> **WHAT YOU ARE ASKED TO DO**: Check each line of the records below and collect those that include the word "eXpert".

⟨

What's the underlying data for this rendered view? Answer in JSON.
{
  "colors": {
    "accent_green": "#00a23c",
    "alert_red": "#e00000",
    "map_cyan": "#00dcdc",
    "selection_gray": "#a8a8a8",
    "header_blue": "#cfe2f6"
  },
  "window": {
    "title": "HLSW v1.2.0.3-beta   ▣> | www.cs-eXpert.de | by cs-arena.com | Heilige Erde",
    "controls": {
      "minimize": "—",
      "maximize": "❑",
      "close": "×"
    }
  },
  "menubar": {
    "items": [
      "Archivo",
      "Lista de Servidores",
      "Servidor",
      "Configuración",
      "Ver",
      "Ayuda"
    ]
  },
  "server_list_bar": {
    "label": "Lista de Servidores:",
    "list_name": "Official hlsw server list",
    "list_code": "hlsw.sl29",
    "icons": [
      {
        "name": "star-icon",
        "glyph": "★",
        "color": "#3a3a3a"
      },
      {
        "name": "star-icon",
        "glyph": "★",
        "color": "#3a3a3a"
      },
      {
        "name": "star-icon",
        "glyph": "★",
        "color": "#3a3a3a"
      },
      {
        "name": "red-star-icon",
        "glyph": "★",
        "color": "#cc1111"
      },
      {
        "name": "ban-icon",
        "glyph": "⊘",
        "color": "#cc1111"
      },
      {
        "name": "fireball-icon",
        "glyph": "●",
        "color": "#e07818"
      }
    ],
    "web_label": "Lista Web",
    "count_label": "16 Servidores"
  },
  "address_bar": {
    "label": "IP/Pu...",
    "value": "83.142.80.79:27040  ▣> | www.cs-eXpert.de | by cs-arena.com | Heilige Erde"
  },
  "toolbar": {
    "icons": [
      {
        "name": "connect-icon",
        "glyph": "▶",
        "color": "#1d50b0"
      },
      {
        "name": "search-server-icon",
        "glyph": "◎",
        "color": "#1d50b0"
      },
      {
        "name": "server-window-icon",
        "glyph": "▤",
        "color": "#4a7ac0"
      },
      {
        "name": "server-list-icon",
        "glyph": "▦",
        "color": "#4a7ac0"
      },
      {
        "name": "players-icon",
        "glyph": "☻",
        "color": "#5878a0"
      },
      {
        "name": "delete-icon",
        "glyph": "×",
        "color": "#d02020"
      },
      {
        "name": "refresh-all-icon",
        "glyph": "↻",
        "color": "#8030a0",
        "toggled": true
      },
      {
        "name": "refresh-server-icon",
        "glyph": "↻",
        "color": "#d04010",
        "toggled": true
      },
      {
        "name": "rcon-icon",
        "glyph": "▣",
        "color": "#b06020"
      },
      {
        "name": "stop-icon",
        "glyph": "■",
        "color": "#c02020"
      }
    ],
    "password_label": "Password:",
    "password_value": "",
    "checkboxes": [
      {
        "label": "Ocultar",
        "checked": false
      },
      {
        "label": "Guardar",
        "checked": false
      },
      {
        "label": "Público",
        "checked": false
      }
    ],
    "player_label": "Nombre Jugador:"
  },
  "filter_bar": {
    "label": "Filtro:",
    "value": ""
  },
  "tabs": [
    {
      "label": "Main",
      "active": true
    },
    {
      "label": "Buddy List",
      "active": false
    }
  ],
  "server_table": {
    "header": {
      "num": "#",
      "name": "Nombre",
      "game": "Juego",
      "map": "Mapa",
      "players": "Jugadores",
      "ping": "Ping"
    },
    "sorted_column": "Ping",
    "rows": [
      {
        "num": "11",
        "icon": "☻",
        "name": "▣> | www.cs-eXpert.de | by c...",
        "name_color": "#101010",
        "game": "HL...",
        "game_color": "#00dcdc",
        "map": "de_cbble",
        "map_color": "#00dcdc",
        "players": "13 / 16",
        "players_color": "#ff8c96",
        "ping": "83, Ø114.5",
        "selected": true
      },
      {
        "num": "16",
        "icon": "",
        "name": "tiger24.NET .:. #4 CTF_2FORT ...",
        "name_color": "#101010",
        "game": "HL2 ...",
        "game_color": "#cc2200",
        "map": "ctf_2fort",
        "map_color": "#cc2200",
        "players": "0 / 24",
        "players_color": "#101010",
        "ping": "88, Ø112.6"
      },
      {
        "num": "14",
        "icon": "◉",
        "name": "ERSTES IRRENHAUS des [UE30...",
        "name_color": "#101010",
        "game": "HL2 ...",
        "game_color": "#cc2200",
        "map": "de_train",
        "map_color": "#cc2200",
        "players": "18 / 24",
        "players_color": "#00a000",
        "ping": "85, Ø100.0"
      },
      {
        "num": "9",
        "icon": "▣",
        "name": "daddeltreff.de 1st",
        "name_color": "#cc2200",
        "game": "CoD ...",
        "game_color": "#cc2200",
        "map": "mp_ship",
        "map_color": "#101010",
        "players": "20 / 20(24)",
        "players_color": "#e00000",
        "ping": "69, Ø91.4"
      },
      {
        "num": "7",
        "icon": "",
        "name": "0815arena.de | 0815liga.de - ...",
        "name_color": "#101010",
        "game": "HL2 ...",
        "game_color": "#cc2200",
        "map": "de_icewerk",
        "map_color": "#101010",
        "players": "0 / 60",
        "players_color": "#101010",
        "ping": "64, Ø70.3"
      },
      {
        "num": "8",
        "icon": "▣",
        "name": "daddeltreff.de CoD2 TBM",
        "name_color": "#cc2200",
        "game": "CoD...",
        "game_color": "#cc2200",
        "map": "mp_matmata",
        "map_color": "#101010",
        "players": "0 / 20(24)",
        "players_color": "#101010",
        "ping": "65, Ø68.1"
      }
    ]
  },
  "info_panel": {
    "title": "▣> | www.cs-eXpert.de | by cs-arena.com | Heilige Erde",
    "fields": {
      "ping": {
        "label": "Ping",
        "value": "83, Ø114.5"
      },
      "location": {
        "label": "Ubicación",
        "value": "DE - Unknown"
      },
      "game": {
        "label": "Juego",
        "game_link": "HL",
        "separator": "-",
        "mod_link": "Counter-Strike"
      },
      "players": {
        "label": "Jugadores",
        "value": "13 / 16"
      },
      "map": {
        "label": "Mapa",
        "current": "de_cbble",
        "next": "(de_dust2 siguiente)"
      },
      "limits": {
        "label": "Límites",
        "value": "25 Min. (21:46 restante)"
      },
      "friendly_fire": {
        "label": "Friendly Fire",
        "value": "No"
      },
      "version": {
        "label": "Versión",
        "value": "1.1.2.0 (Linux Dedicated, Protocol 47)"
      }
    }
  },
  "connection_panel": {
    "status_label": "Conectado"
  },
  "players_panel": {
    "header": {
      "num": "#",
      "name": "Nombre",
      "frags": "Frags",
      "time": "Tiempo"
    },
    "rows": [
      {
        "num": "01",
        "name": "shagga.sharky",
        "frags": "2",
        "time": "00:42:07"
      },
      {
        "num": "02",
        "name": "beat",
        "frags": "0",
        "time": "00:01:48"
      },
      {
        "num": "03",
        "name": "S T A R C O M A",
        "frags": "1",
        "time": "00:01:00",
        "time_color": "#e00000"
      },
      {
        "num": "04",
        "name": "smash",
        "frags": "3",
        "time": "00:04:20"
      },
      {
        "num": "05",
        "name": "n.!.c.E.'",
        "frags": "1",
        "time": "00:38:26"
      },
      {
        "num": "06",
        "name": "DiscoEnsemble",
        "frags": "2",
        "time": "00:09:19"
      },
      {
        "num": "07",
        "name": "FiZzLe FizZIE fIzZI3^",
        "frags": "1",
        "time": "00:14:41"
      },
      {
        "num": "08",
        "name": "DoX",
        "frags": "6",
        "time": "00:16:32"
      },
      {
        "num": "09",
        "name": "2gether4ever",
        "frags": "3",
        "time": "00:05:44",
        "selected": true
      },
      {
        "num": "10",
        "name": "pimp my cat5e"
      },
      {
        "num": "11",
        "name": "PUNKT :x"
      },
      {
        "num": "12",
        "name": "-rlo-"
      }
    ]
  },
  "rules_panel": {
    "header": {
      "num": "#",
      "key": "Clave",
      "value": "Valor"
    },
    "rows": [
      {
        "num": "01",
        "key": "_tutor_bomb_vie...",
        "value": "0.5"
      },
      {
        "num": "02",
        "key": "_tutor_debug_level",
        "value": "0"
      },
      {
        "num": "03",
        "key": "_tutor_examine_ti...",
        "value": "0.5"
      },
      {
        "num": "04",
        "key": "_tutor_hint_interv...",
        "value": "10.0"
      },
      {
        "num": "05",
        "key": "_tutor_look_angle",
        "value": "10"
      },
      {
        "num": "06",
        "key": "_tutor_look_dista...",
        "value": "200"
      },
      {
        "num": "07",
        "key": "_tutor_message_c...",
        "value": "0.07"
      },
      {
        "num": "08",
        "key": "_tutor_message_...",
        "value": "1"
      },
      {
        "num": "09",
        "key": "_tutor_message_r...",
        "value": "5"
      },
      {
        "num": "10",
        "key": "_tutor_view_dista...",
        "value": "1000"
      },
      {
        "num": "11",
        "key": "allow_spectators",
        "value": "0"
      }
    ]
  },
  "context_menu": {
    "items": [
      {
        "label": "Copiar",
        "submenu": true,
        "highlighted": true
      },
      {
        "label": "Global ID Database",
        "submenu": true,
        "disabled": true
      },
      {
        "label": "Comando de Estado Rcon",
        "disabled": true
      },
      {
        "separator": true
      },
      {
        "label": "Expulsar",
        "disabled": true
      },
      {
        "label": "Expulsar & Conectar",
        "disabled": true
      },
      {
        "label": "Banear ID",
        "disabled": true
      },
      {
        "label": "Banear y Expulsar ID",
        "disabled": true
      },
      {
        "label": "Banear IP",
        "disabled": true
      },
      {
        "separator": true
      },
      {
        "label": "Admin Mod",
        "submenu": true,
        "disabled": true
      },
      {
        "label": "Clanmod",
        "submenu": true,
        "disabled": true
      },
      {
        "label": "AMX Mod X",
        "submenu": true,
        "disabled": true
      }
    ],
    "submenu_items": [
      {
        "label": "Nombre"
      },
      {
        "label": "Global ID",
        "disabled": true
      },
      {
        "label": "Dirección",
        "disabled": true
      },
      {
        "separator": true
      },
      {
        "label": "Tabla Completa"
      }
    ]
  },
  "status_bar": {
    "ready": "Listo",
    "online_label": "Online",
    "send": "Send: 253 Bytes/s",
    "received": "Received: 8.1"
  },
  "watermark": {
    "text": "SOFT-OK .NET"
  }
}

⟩

> **ANSWER FOR THE TASK**:
    "title": "HLSW v1.2.0.3-beta   ▣> | www.cs-eXpert.de | by cs-arena.com | Heilige Erde",
    "value": "83.142.80.79:27040  ▣> | www.cs-eXpert.de | by cs-arena.com | Heilige Erde"
        "name": "▣> | www.cs-eXpert.de | by c...",
    "title": "▣> | www.cs-eXpert.de | by cs-arena.com | Heilige Erde",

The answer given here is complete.